Exercise instructions => What follows is a block of records; reproduce all of it verbatim.

*** Opening of Source material ***

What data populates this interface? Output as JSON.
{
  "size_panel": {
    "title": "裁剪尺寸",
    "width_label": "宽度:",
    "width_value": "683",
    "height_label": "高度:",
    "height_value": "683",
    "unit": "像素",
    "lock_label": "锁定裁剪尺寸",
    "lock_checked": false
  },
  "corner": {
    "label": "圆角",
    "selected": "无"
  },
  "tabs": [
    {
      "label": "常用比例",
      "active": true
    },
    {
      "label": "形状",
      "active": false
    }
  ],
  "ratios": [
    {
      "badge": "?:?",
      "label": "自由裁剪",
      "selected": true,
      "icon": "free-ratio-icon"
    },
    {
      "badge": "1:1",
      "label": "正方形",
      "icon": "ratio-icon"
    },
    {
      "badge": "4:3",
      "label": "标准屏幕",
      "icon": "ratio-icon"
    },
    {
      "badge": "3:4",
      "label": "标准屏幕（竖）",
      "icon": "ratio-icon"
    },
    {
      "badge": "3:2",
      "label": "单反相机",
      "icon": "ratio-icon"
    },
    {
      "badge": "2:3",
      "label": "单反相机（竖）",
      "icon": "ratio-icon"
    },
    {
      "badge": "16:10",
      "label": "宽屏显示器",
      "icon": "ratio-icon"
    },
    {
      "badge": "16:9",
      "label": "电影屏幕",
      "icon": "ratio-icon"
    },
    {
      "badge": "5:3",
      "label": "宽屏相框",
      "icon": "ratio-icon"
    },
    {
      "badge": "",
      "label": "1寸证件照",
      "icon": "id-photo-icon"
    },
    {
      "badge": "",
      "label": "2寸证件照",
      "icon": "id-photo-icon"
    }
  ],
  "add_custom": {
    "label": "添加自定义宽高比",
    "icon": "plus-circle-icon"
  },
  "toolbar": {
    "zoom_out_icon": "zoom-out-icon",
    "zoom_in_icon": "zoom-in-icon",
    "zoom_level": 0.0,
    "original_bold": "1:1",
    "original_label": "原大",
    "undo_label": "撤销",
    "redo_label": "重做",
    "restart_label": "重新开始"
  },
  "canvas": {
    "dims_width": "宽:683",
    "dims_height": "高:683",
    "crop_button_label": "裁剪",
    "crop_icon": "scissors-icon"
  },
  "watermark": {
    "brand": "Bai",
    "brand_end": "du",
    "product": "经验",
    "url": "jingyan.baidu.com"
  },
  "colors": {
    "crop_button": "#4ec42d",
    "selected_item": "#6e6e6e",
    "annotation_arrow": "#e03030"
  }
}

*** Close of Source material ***

Written response =>
What data populates this interface? Output as JSON.
{
  "size_panel": {
    "title": "裁剪尺寸",
    "width_label": "宽度:",
    "width_value": "683",
    "height_label": "高度:",
    "height_value": "683",
    "unit": "像素",
    "lock_label": "锁定裁剪尺寸",
    "lock_checked": false
  },
  "corner": {
    "label": "圆角",
    "selected": "无"
  },
  "tabs": [
    {
      "label": "常用比例",
      "active": true
    },
    {
      "label": "形状",
      "active": false
    }
  ],
  "ratios": [
    {
      "badge": "?:?",
      "label": "自由裁剪",
      "selected": true,
      "icon": "free-ratio-icon"
    },
    {
      "badge": "1:1",
      "label": "正方形",
      "icon": "ratio-icon"
    },
    {
      "badge": "4:3",
      "label": "标准屏幕",
      "icon": "ratio-icon"
    },
    {
      "badge": "3:4",
      "label": "标准屏幕（竖）",
      "icon": "ratio-icon"
    },
    {
      "badge": "3:2",
      "label": "单反相机",
      "icon": "ratio-icon"
    },
    {
      "badge": "2:3",
      "label": "单反相机（竖）",
      "icon": "ratio-icon"
    },
    {
      "badge": "16:10",
      "label": "宽屏显示器",
      "icon": "ratio-icon"
    },
    {
      "badge": "16:9",
      "label": "电影屏幕",
      "icon": "ratio-icon"
    },
    {
      "badge": "5:3",
      "label": "宽屏相框",
      "icon": "ratio-icon"
    },
    {
      "badge": "",
      "label": "1寸证件照",
      "icon": "id-photo-icon"
    },
    {
      "badge": "",
      "label": "2寸证件照",
      "icon": "id-photo-icon"
    }
  ],
  "add_custom": {
    "label": "添加自定义宽高比",
    "icon": "plus-circle-icon"
  },
  "toolbar": {
    "zoom_out_icon": "zoom-out-icon",
    "zoom_in_icon": "zoom-in-icon",
    "zoom_level": 0.0,
    "original_bold": "1:1",
    "original_label": "原大",
    "undo_label": "撤销",
    "redo_label": "重做",
    "restart_label": "重新开始"
  },
  "canvas": {
    "dims_width": "宽:683",
    "dims_height": "高:683",
    "crop_button_label": "裁剪",
    "crop_icon": "scissors-icon"
  },
  "watermark": {
    "brand": "Bai",
    "brand_end": "du",
    "product": "经验",
    "url": "jingyan.baidu.com"
  },
  "colors": {
    "crop_button": "#4ec42d",
    "selected_item": "#6e6e6e",
    "annotation_arrow": "#e03030"
  }
}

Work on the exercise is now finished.